Then issue #5 arrives. Conveniently it’s only 99c. (brilliant marketing, Boom!) Aside from a brief introduction where “Tony” the Plutonian talks about super evil shit we don’t see much of our bad guy. This issue is almost entirely devoted to Plutonian’s former team-mates, which is great, because so far they’ve been important, but mysterious. By the end of the issue I was interested in more than the gore and horror of #1-4.
Enter issue #6. Now we’re really getting in to some deep shit for all characters involved. These people had been there from the beginning, but this was the first time I was forced to really think about them. Feeling out of the loop, I decided to re-read #1-5 to remember what they’d been doing so far. Lo and behold! You brilliant mad-man, Mark fucking Waid! All of this time I had been so distracted by the flashy, shocking rage of the Plutonian that I’d missed just how much had been going on. Given what you learn in issues #5 and #6 you realize just how nuanced and interesting Tony’s former team-mates were from the beginning of the series. Bread crumbs of character development had been carefully laid out in the trail that’s lead us to this point in the story. I cannot wait to see every issue of Irredeemable and all of the spin-off series we’re bound to have for the rest of these characters.

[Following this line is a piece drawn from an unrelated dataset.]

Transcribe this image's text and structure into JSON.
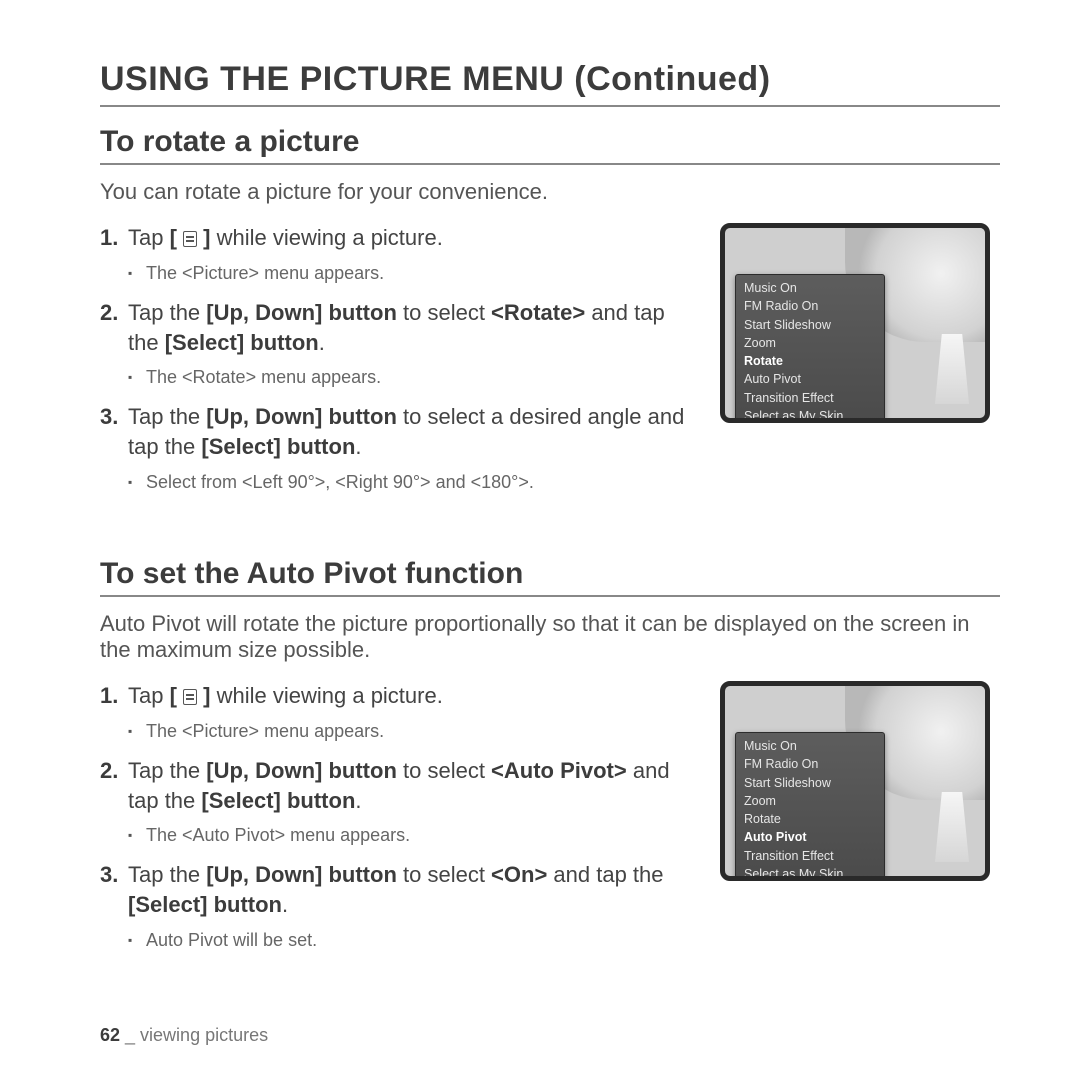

Basically, Mark Waid is proving once again that he’s absolutely brilliant and deserving of the accolades typically reserved (and deservedly so) for minds like Morrison, Rucka, Ennis, and Bendis. Maybe people dislike Waid because he comes off formulaic. But what gets neglected is that this is a guy who takes a formula that by all rights should be the most tired thing in all of comics and somehow makes it fresh and exciting to read. Reading Waid is like rediscovering comics again. Irredeemable is no exception and shows Waid at his finest. Seriously people, the first trade is only $9.99. Go read this comic.